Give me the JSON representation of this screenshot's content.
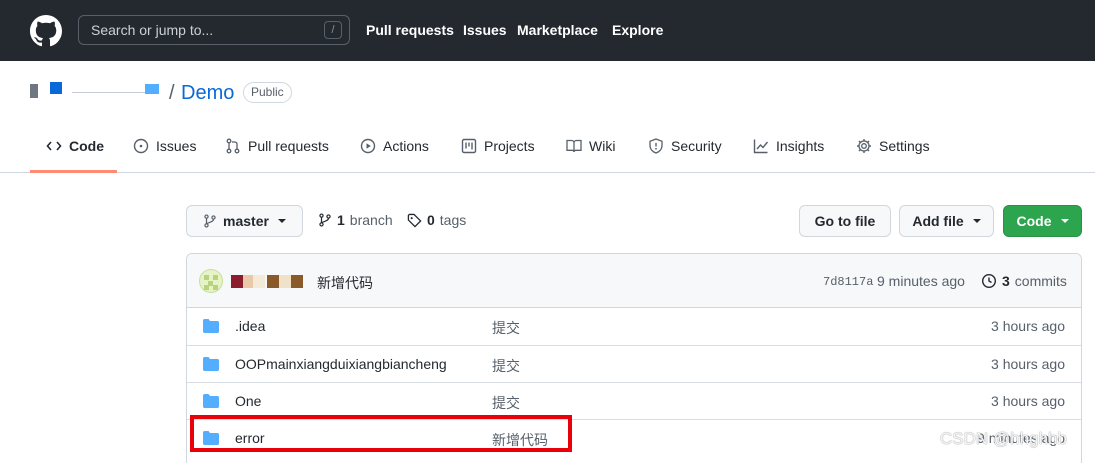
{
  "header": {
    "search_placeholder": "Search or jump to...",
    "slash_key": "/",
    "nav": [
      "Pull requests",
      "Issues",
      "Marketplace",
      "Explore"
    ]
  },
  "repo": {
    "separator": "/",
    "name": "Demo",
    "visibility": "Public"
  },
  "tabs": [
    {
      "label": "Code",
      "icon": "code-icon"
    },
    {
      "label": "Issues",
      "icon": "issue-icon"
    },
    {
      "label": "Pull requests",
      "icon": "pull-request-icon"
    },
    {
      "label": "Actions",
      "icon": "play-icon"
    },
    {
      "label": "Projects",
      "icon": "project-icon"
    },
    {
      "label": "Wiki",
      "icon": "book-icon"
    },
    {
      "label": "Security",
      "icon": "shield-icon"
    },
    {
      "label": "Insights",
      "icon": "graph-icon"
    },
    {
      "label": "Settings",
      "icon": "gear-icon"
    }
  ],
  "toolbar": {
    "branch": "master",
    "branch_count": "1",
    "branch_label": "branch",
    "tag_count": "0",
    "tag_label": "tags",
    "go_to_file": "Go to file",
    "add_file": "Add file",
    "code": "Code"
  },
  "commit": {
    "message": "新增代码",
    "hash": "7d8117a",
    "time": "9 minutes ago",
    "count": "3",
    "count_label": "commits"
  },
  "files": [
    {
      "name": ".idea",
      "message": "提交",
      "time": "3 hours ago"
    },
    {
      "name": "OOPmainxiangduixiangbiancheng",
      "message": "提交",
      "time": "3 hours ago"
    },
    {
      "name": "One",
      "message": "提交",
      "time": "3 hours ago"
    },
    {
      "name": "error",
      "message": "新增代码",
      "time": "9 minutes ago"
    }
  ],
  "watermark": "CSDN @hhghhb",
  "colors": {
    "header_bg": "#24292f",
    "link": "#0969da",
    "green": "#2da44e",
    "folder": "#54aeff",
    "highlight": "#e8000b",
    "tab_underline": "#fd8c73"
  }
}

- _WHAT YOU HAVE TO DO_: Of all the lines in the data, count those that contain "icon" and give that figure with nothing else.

- _RESULT OF THE TASK_: 9